Best hear from the experts, Canmore citing the King's Head cairn as being:

'Round with polygonal chamber of Orkney-Cromarty type. The cairn itself is almost entirely removed but its edge is quite distinct showing a diameter of 85ft EW and 75ft NS. The chamber is constructed of large slabs and stands clear and almost intact..... Seven feet NW of the back of the chamber is a cist with four side stones measuring 3 by 4ft and at least 3ft 6ins deep. [A S Henshall 1963]'

The cist mentioned above is a beautiful example of the genre, albeit without cap stone. Well worth a visit in its own right and no mere supporting act, even to such an impressive, if dishevelled chamber as we have here. Dishevelled? I reckon so, but in such a manner as to impart oodles and oodles of vibe of the highest order. Thankfully a birch tree formerly mentioned by Canmore 'whose roots envelope the structure' is no more, suggesting consolidation. Or perhaps it simply expired of old age? Whatever the truth, the sum of the King's Head's parts, to me, represent the best of all worlds. Again, as with Strathspey, I am compelled to sit and simply do nothing except watch trees throw shadows across ancient stones... which I can do all day, to be fair. Oh, and silently curse that bloke from Boyzone - I think - for being right all along. The chambered cairn within Kinrive Wood certainly does say it best.... by saying nothing at all.

To sample the delights of this excellent site head downhill from the equally fine long cairn to follow the fence line to the approx south-west. Exquisite.
GLADMAN Posted by GLADMAN
29th August 2013ce
Edited 29th August 2013ce

This is a rather splendid example of an Orkney-Cromarty chambered cairn.
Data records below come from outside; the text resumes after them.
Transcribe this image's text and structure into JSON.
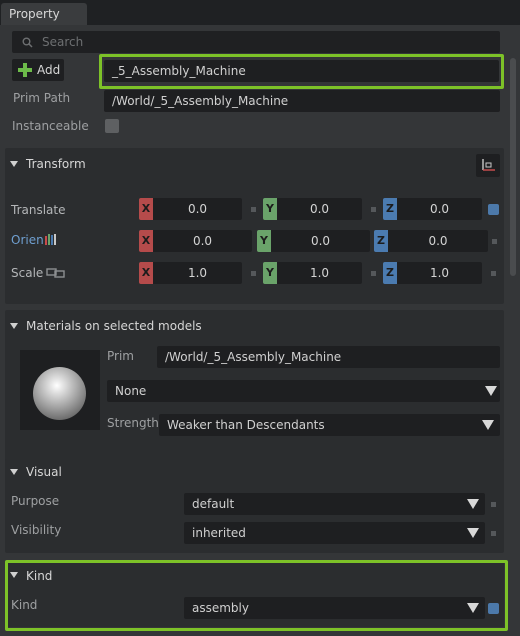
{
  "tab": {
    "label": "Property"
  },
  "search": {
    "placeholder": "Search"
  },
  "header": {
    "add_label": "Add",
    "name_value": "_5_Assembly_Machine",
    "prim_path_label": "Prim Path",
    "prim_path_value": "/World/_5_Assembly_Machine",
    "instanceable_label": "Instanceable"
  },
  "transform": {
    "title": "Transform",
    "rows": [
      {
        "label": "Translate",
        "x": "0.0",
        "y": "0.0",
        "z": "0.0"
      },
      {
        "label": "Orien",
        "x": "0.0",
        "y": "0.0",
        "z": "0.0"
      },
      {
        "label": "Scale",
        "x": "1.0",
        "y": "1.0",
        "z": "1.0"
      }
    ],
    "axis_labels": {
      "x": "X",
      "y": "Y",
      "z": "Z"
    }
  },
  "materials": {
    "title": "Materials on selected models",
    "prim_label": "Prim",
    "prim_value": "/World/_5_Assembly_Machine",
    "material_value": "None",
    "strength_label": "Strength",
    "strength_value": "Weaker than Descendants"
  },
  "visual": {
    "title": "Visual",
    "purpose_label": "Purpose",
    "purpose_value": "default",
    "visibility_label": "Visibility",
    "visibility_value": "inherited"
  },
  "kind": {
    "title": "Kind",
    "kind_label": "Kind",
    "kind_value": "assembly"
  },
  "colors": {
    "highlight": "#7dc228",
    "axis_x": "#b54b4b",
    "axis_y": "#6aa36a",
    "axis_z": "#4b7bb0",
    "accent_blue": "#4c79aa"
  },
  "icons": [
    "search-icon",
    "plus-icon",
    "checkbox",
    "transform-menu-icon",
    "orient-bars-icon",
    "scale-link-icon",
    "chevron-down-icon",
    "material-sphere"
  ]
}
Situated in mature birch woodlands about 1/4 mile west of Kinrive West long cairn, first impressions are wow!

There is a real impression of scale and size. Although the body of the cairn is long since gone, the outer circumference is visible in its entirety. This serves to frame the remaining huge and regularly shaped chamber stones.

Unfortunately these remaining stones are in such a jumble it was difficult for my untrained eye to put some order to what I was seeing. I was actually quite content just to sit on a tree trunk and enjoy the very positive feeling these massive stones exemplify in a very special setting.

Theres a very well preserved cist in the NW quarter.

Access is relatively easy, if a little damp underfoot.

Visited Fri 23rd Sept 2011

http://ads.ahds.ac.uk/catalogue/adsdata/arch-352-1/dissemination/pdf/vol_080/80_025_033.pdf

http://her.highland.gov.uk/hbsmrgatewayhighland/DataFiles/LibraryLinkFiles/37169.pdf
strathspey Posted by strathspey
25th September 2011ce